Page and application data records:
▼

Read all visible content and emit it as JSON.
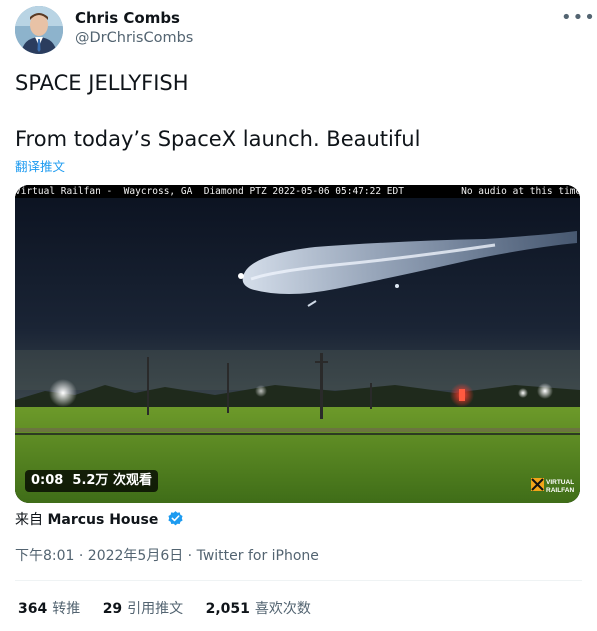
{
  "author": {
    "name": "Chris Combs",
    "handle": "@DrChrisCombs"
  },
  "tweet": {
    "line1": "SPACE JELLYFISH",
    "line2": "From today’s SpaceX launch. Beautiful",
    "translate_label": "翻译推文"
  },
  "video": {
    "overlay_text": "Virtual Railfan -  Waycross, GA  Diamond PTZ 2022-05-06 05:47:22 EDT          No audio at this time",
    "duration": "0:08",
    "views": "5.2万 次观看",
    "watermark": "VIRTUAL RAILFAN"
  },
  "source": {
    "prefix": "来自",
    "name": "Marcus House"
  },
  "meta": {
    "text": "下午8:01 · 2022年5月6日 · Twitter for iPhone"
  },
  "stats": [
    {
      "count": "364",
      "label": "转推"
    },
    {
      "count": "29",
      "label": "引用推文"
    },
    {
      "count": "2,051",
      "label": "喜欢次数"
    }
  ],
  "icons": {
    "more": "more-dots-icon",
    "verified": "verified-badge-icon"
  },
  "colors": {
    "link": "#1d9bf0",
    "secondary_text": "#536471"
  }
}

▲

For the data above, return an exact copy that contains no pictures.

Read all visible content and emit it as JSON.
{
  "author": {
    "name": "Chris Combs",
    "handle": "@DrChrisCombs"
  },
  "tweet": {
    "line1": "SPACE JELLYFISH",
    "line2": "From today’s SpaceX launch. Beautiful",
    "translate_label": "翻译推文"
  },
  "video": {
    "overlay_text": "Virtual Railfan -  Waycross, GA  Diamond PTZ 2022-05-06 05:47:22 EDT          No audio at this time",
    "duration": "0:08",
    "views": "5.2万 次观看",
    "watermark": "VIRTUAL RAILFAN"
  },
  "source": {
    "prefix": "来自",
    "name": "Marcus House"
  },
  "meta": {
    "text": "下午8:01 · 2022年5月6日 · Twitter for iPhone"
  },
  "stats": [
    {
      "count": "364",
      "label": "转推"
    },
    {
      "count": "29",
      "label": "引用推文"
    },
    {
      "count": "2,051",
      "label": "喜欢次数"
    }
  ],
  "icons": {
    "more": "more-dots-icon",
    "verified": "verified-badge-icon"
  },
  "colors": {
    "link": "#1d9bf0",
    "secondary_text": "#536471"
  }
}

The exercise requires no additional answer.